Six pro-independence candidates had their nominations rejected. One made it easy for the returning officer by stating a clear rejection of the Basic Law. But others appear to have complied with all the legal requirements.
The case of Edward Leung Tin-kei, a member of Hong Kong Indigenous, is of particular interest. Leung, generally regarded as a supporter of independence, was allowed to stand in a by-election in February in which he secured 66,000 votes. He was tipped to win a seat next month.
Asked by a returning officer whether he still supported independence, he dramatically changed his stance, responding with a “resounding no”. He even signed the new form. This was still not good enough for the returning officer, who invalidated his nomination anyway, saying she did not believe he had genuinely changed his position on independence. Her reply was backed up with media reports on Leung’s previous comments on independence, Facebook posts, and a transcript of remarks Leung had made at a press conference after signing the form.
Clearly, the role of returning officers has changed. They have become investigator, judge and jury, rather than simply administering the nomination process.
The law does not appear to contemplate such a role for them. Returning officers are required to check that all the formalities have been complied with. This includes ensuring that the nomination form has been signed, along with the declaration to uphold the Basic Law, and the deposit paid.
If it later emerges that a declaration is false, there are potential legal consequences. But this is not a decision which returning officers, relying on newspaper reports and social media posts, are empowered or equipped to make.
The new role has placed a great burden on the shoulders of these civil servants. Some have even faced threats – a disturbing development.

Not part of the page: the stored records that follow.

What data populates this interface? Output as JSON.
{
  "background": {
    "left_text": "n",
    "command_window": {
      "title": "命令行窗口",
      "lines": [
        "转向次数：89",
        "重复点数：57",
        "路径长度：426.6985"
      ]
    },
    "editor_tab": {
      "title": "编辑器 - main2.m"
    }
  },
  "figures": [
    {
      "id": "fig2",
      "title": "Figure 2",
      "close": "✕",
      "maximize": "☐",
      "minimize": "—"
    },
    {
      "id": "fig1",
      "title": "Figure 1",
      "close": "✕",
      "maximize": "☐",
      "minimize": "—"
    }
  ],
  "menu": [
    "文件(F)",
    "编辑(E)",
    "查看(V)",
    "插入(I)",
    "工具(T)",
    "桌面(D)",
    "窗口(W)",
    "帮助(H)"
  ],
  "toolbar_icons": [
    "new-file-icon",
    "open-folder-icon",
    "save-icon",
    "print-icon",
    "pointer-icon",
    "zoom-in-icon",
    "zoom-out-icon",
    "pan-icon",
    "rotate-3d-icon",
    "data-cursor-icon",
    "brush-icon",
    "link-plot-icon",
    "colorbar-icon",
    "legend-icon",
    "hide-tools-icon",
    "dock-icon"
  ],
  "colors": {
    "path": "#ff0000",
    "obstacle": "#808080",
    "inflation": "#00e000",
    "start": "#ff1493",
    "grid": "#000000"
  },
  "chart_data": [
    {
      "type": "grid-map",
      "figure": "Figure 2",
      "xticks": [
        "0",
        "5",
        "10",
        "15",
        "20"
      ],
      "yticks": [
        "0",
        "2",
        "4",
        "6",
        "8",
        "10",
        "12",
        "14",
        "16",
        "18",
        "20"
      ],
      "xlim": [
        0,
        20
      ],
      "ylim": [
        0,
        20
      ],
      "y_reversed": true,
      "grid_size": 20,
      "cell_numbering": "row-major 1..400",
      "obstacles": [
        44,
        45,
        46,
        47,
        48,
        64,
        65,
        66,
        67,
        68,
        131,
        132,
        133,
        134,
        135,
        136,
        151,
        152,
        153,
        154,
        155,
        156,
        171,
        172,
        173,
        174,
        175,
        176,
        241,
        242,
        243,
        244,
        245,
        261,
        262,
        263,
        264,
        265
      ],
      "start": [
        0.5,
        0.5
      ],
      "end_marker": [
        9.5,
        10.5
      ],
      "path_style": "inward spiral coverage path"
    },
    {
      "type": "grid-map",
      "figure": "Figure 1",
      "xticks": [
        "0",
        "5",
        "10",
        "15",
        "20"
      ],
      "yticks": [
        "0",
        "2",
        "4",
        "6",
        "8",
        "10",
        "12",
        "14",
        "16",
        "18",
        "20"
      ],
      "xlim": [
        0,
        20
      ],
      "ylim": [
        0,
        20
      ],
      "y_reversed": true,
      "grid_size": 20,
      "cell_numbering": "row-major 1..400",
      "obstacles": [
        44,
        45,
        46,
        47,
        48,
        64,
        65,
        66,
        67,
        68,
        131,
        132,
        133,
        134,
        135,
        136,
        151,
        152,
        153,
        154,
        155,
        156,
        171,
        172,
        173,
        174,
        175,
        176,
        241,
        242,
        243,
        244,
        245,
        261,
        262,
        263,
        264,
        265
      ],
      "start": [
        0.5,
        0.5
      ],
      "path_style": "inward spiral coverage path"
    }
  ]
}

Whatever we may think of Leung’s dramatic last-minute change in stance, it is difficult to see how a returning officer can be sure it is not genuine. What if a candidate regards independence as an option for Hong Kong, rather than advocating a split? What if he views it as something only to be considered after 2047, when fundamental changes are possible to the Basic Law? Does this amount to a failure to uphold the constitution in 2016?
The inconsistent manner in which the nominations have been handled has made the whole approach appear arbitrary. Many pro-democracy candidates refused to sign the confirmation form, but their nominations were nonetheless validated. Some candidates with pro-independence leanings have been permitted to stand after stating that they would not advocate independence as a Legco candidate, but would support it in a personal capacity. It is difficult to understand the basis upon which these decisions are being made.

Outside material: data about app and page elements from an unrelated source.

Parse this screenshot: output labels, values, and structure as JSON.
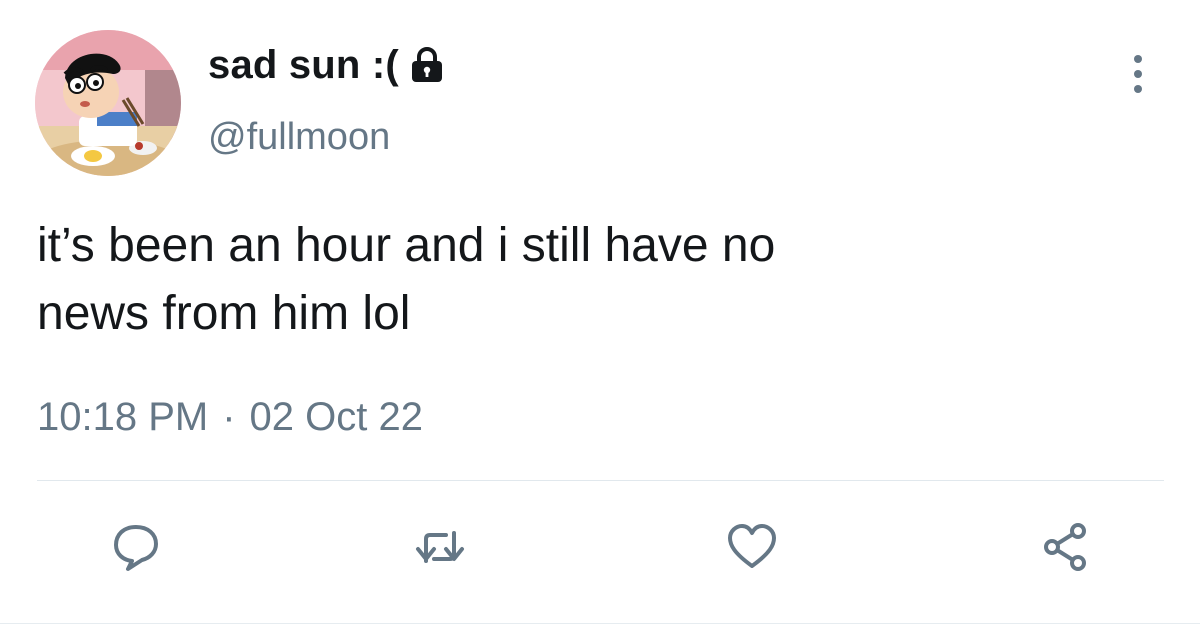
{
  "tweet": {
    "display_name": "sad sun :(",
    "handle": "@fullmoon",
    "text": "it’s been an hour and i still have no\nnews from him lol",
    "time": "10:18 PM",
    "separator": "·",
    "date": "02 Oct 22",
    "protected": true
  },
  "icons": {
    "lock": "lock-icon",
    "more": "more-vertical-icon",
    "reply": "reply-icon",
    "retweet": "retweet-icon",
    "like": "heart-icon",
    "share": "share-icon"
  },
  "colors": {
    "text_primary": "#14171a",
    "text_secondary": "#657786",
    "icon": "#657786",
    "divider": "#e1e8ed"
  }
}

Legal challenges have already been presented to the courts, but were deemed to be premature. We can expect others to follow. The ability to stand in an election is a fundamental human right. If it is to be denied, there must be a legal basis for doing so and the process must be fair. The hasty, inconsistent and apparently arbitrary rejection of some candidates with little or no legal justification is ripe for challenge by judicial review.
Hong Kong’s future is as part of China under the “one country, two systems” concept. Supporters of independence are very much in a minority but the government, through its actions, is ensuring that their numbers grow.
Meanwhile, the ill-conceived intervention in the nominating process has tarnished elections which should be a beacon of democracy in Hong Kong.
Cliff Buddle is the Post’s editor, special projects